**MATERIAL SUPPLIED**
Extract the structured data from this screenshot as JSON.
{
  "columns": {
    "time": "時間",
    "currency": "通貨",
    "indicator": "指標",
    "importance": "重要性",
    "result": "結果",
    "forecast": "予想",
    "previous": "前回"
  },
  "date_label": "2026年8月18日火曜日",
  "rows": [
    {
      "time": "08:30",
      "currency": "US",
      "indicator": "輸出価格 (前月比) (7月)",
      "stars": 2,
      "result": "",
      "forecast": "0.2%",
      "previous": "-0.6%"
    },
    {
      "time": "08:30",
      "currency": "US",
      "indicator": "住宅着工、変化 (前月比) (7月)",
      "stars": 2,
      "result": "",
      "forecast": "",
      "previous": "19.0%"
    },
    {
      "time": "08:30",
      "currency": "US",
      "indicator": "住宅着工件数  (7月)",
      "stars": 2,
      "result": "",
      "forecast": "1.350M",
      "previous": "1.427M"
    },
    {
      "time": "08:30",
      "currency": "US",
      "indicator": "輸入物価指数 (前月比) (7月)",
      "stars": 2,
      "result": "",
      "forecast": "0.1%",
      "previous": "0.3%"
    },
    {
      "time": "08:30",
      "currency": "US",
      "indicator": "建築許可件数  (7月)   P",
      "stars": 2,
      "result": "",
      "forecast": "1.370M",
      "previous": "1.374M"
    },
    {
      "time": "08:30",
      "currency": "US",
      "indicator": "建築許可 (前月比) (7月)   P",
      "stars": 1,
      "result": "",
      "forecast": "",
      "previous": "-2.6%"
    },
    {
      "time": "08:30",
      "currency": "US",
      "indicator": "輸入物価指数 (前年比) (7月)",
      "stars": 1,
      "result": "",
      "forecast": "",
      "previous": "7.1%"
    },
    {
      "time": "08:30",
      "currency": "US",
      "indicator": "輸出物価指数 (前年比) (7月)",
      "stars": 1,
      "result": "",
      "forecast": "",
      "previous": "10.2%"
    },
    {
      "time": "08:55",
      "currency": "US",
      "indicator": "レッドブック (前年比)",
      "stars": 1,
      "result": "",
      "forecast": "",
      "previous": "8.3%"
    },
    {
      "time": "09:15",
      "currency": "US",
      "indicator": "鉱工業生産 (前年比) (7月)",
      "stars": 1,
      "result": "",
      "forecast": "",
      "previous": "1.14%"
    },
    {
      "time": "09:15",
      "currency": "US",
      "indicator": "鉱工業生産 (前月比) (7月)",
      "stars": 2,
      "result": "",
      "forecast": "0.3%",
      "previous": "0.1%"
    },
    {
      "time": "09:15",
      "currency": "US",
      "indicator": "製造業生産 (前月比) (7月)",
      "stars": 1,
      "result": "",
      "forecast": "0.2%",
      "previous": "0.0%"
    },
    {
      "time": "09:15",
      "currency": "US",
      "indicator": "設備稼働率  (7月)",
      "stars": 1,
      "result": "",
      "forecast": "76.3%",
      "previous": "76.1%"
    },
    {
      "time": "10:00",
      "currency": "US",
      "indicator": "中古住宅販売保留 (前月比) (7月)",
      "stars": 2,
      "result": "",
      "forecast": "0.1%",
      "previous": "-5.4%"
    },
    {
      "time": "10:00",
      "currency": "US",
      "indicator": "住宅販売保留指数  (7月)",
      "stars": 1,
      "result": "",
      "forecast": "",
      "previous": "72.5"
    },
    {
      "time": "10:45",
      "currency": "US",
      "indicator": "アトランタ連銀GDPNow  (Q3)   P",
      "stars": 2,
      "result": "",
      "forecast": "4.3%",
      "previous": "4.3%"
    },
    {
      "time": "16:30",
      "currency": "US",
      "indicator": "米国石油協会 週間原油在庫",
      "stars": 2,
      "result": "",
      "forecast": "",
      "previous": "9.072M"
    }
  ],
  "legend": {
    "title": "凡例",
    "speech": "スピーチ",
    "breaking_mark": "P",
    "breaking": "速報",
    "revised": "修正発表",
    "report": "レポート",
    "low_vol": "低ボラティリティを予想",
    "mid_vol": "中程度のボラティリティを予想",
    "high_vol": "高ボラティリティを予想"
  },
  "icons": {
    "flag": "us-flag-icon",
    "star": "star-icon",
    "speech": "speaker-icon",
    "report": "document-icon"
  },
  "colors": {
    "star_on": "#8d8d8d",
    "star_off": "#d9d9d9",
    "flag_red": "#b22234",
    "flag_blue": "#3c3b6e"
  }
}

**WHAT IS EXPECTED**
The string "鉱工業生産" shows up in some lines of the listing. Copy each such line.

**RESPONSE AREA**
      "indicator": "鉱工業生産 (前年比) (7月)",
      "indicator": "鉱工業生産 (前月比) (7月)",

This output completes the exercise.